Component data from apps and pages
· · · · ·

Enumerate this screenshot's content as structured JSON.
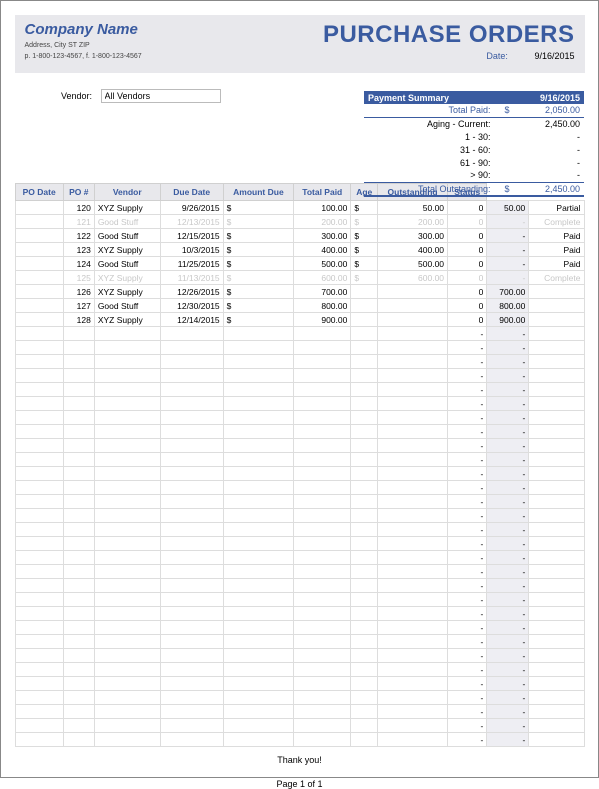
{
  "header": {
    "company": "Company Name",
    "address": "Address, City ST ZIP",
    "phone": "p. 1-800-123-4567, f. 1-800-123-4567",
    "title": "PURCHASE ORDERS",
    "date_label": "Date:",
    "date": "9/16/2015"
  },
  "vendor": {
    "label": "Vendor:",
    "value": "All Vendors"
  },
  "summary": {
    "title": "Payment Summary",
    "date": "9/16/2015",
    "total_paid_label": "Total Paid:",
    "total_paid_cur": "$",
    "total_paid": "2,050.00",
    "rows": [
      {
        "label": "Aging - Current:",
        "value": "2,450.00"
      },
      {
        "label": "1 - 30:",
        "value": "-"
      },
      {
        "label": "31 - 60:",
        "value": "-"
      },
      {
        "label": "61 - 90:",
        "value": "-"
      },
      {
        "label": "> 90:",
        "value": "-"
      }
    ],
    "outstanding_label": "Total Outstanding:",
    "outstanding_cur": "$",
    "outstanding": "2,450.00"
  },
  "cols": [
    "PO Date",
    "PO #",
    "Vendor",
    "Due Date",
    "Amount Due",
    "Total Paid",
    "Age",
    "Outstanding",
    "Status"
  ],
  "rows": [
    {
      "po": "120",
      "vendor": "XYZ Supply",
      "due": "9/26/2015",
      "amt_c": "$",
      "amt": "100.00",
      "paid_c": "$",
      "paid": "50.00",
      "age": "0",
      "out": "50.00",
      "status": "Partial"
    },
    {
      "po": "121",
      "vendor": "Good Stuff",
      "due": "12/13/2015",
      "amt_c": "$",
      "amt": "200.00",
      "paid_c": "$",
      "paid": "200.00",
      "age": "0",
      "out": "-",
      "status": "Complete",
      "faded": true
    },
    {
      "po": "122",
      "vendor": "Good Stuff",
      "due": "12/15/2015",
      "amt_c": "$",
      "amt": "300.00",
      "paid_c": "$",
      "paid": "300.00",
      "age": "0",
      "out": "-",
      "status": "Paid"
    },
    {
      "po": "123",
      "vendor": "XYZ Supply",
      "due": "10/3/2015",
      "amt_c": "$",
      "amt": "400.00",
      "paid_c": "$",
      "paid": "400.00",
      "age": "0",
      "out": "-",
      "status": "Paid"
    },
    {
      "po": "124",
      "vendor": "Good Stuff",
      "due": "11/25/2015",
      "amt_c": "$",
      "amt": "500.00",
      "paid_c": "$",
      "paid": "500.00",
      "age": "0",
      "out": "-",
      "status": "Paid"
    },
    {
      "po": "125",
      "vendor": "XYZ Supply",
      "due": "11/13/2015",
      "amt_c": "$",
      "amt": "600.00",
      "paid_c": "$",
      "paid": "600.00",
      "age": "0",
      "out": "-",
      "status": "Complete",
      "faded": true
    },
    {
      "po": "126",
      "vendor": "XYZ Supply",
      "due": "12/26/2015",
      "amt_c": "$",
      "amt": "700.00",
      "paid_c": "",
      "paid": "",
      "age": "0",
      "out": "700.00",
      "status": ""
    },
    {
      "po": "127",
      "vendor": "Good Stuff",
      "due": "12/30/2015",
      "amt_c": "$",
      "amt": "800.00",
      "paid_c": "",
      "paid": "",
      "age": "0",
      "out": "800.00",
      "status": ""
    },
    {
      "po": "128",
      "vendor": "XYZ Supply",
      "due": "12/14/2015",
      "amt_c": "$",
      "amt": "900.00",
      "paid_c": "",
      "paid": "",
      "age": "0",
      "out": "900.00",
      "status": ""
    }
  ],
  "empty_rows": 30,
  "footer": {
    "thanks": "Thank you!",
    "page": "Page 1 of 1"
  }
}
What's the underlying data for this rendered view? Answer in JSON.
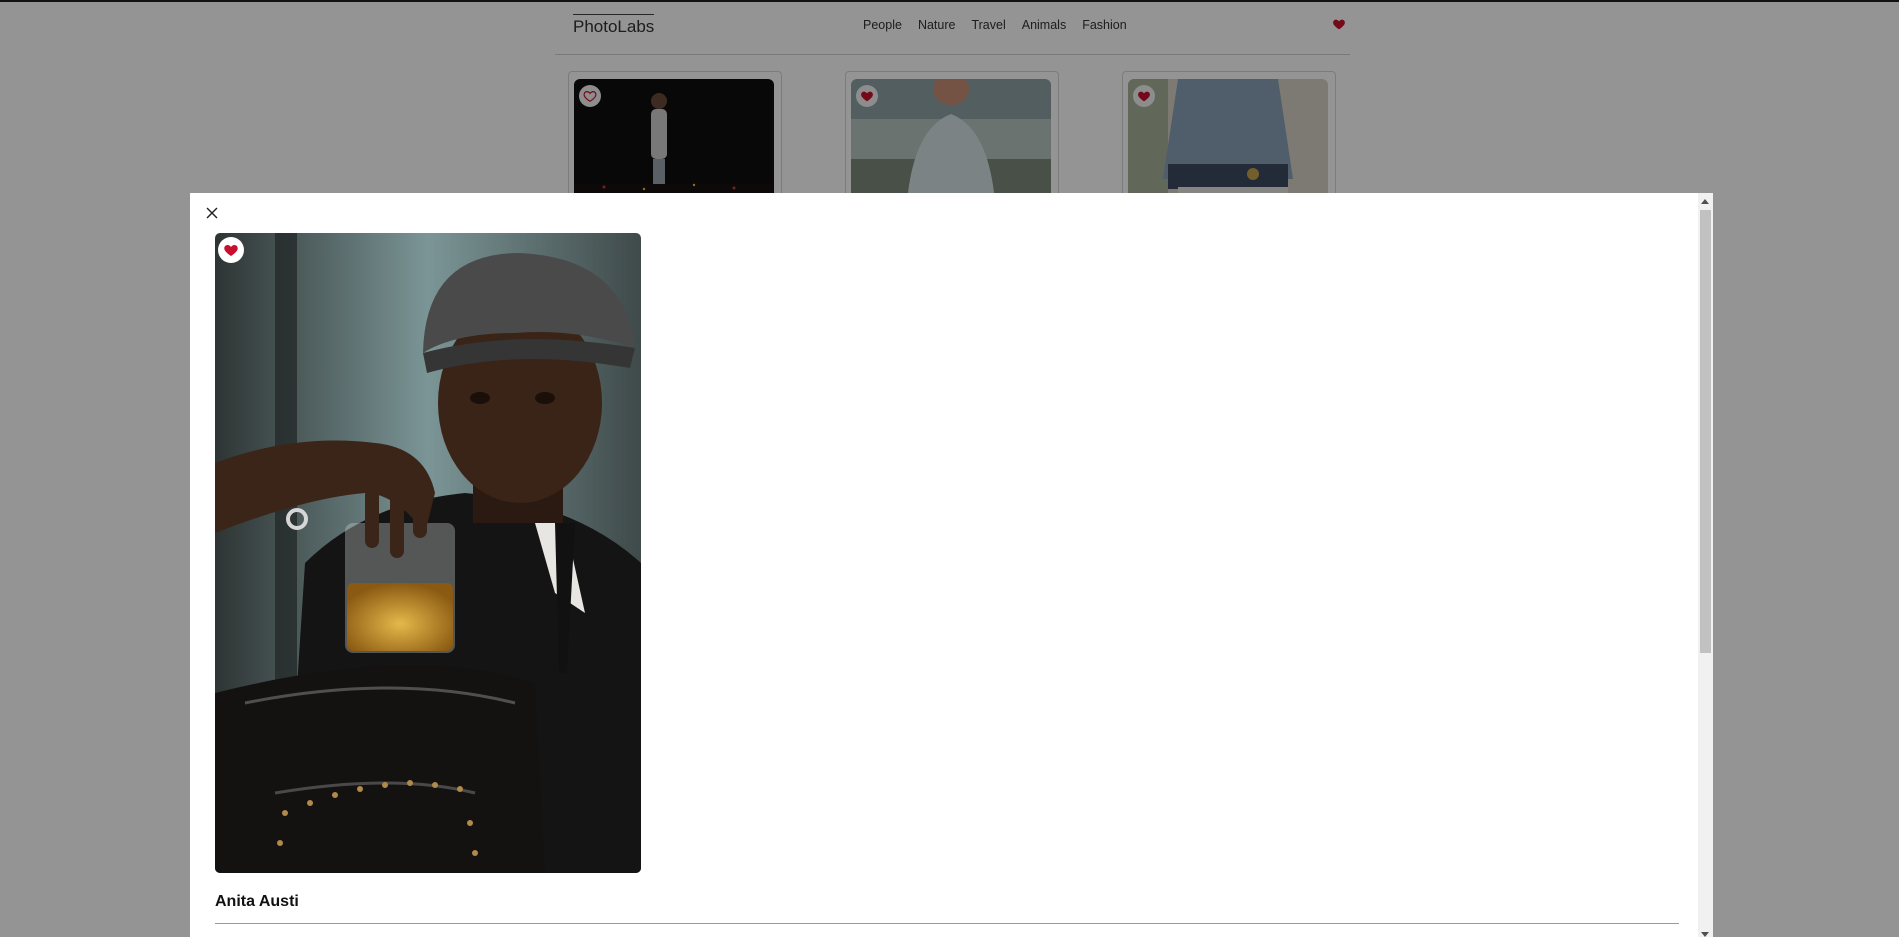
{
  "header": {
    "logo": "PhotoLabs",
    "topics": [
      "People",
      "Nature",
      "Travel",
      "Animals",
      "Fashion"
    ],
    "fav_icon": "heart-icon"
  },
  "grid": {
    "photos": [
      {
        "liked": false,
        "icon": "heart-outline-icon"
      },
      {
        "liked": true,
        "icon": "heart-filled-icon"
      },
      {
        "liked": true,
        "icon": "heart-filled-icon"
      }
    ]
  },
  "modal": {
    "close_icon": "close-icon",
    "photo_liked": true,
    "author_name": "Anita Austi"
  },
  "colors": {
    "accent_red": "#c8102e",
    "overlay": "rgba(0,0,0,0.42)"
  }
}
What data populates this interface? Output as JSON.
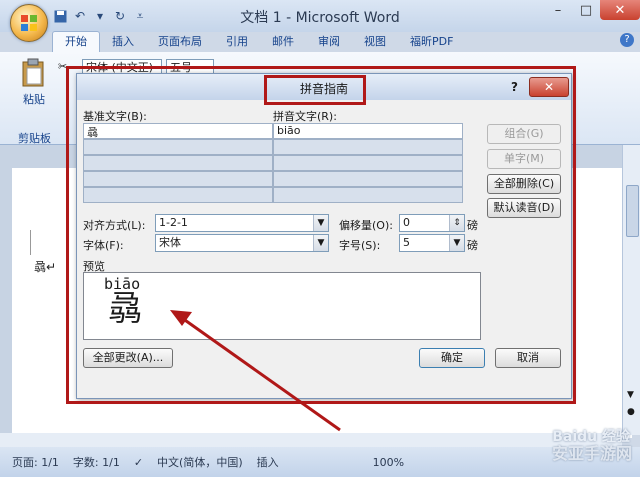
{
  "window": {
    "title": "文档 1 - Microsoft Word",
    "tabs": [
      "开始",
      "插入",
      "页面布局",
      "引用",
      "邮件",
      "审阅",
      "视图",
      "福昕PDF"
    ],
    "active_tab": "开始",
    "font_name": "宋体 (中文正)",
    "font_size": "五号"
  },
  "ribbon": {
    "paste_label": "粘贴",
    "clipboard_label": "剪贴板"
  },
  "document": {
    "glyph": "骉↵"
  },
  "dialog": {
    "title": "拼音指南",
    "help": "?",
    "base_text_label": "基准文字(B):",
    "ruby_text_label": "拼音文字(R):",
    "rows": [
      {
        "base": "骉",
        "ruby": "biāo"
      },
      {
        "base": "",
        "ruby": ""
      },
      {
        "base": "",
        "ruby": ""
      },
      {
        "base": "",
        "ruby": ""
      },
      {
        "base": "",
        "ruby": ""
      }
    ],
    "buttons": {
      "group": "组合(G)",
      "mono": "单字(M)",
      "clear_all": "全部删除(C)",
      "default_reading": "默认读音(D)",
      "change_all": "全部更改(A)...",
      "ok": "确定",
      "cancel": "取消"
    },
    "alignment_label": "对齐方式(L):",
    "alignment_value": "1-2-1",
    "offset_label": "偏移量(O):",
    "offset_value": "0",
    "offset_unit": "磅",
    "font_label": "字体(F):",
    "font_value": "宋体",
    "size_label": "字号(S):",
    "size_value": "5",
    "size_unit": "磅",
    "preview_label": "预览",
    "preview_ruby": "biāo",
    "preview_base": "骉"
  },
  "statusbar": {
    "page": "页面: 1/1",
    "words": "字数: 1/1",
    "language": "中文(简体，中国)",
    "mode": "插入",
    "zoom": "100%"
  },
  "watermark": {
    "text1": "Baidu 经验",
    "text2": "安亚手游网"
  },
  "colors": {
    "annotation_red": "#b01818",
    "ribbon_blue": "#15428b"
  }
}
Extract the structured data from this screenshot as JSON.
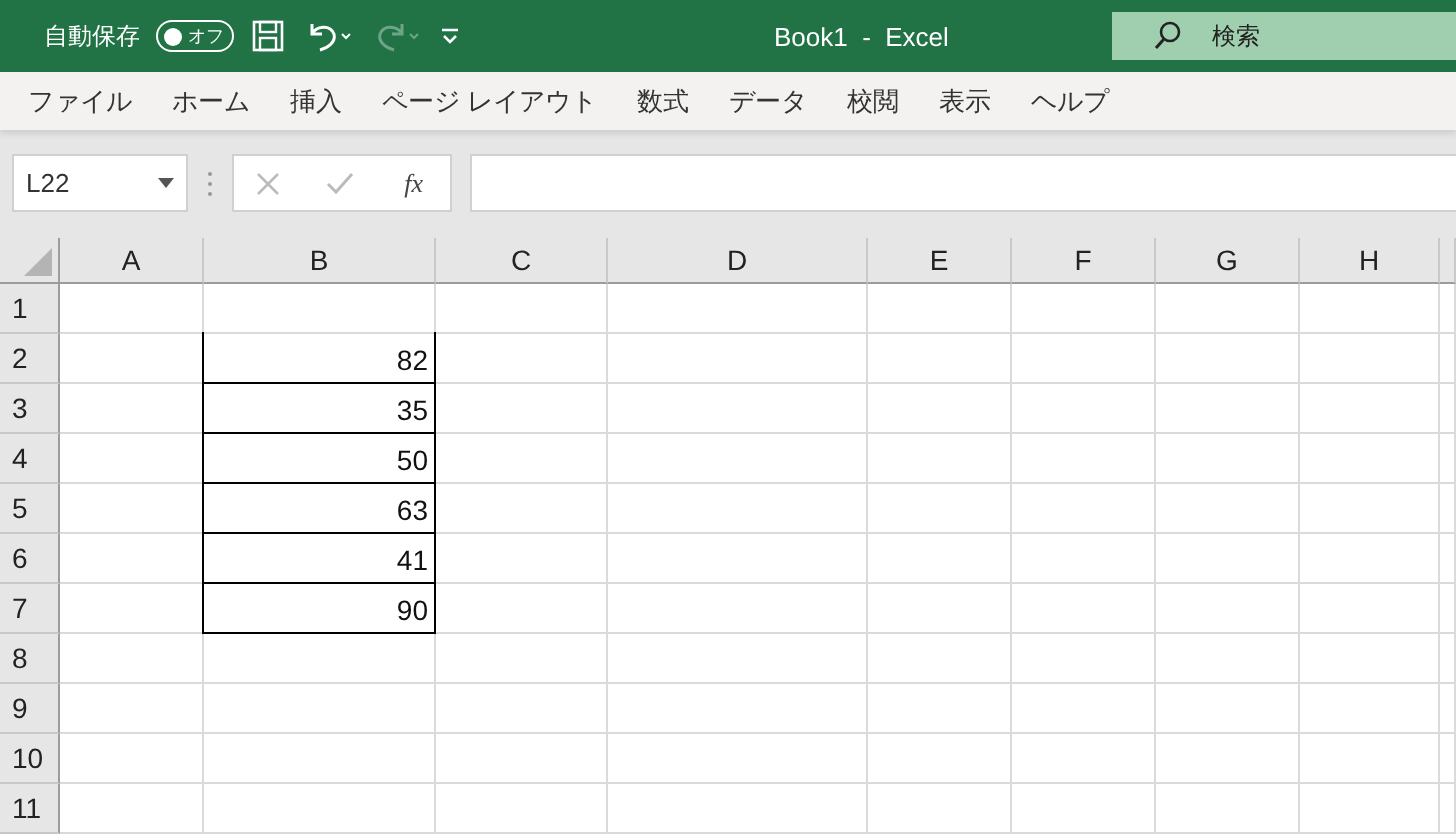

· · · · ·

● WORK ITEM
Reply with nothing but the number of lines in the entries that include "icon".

● EXERCISE RESULT
5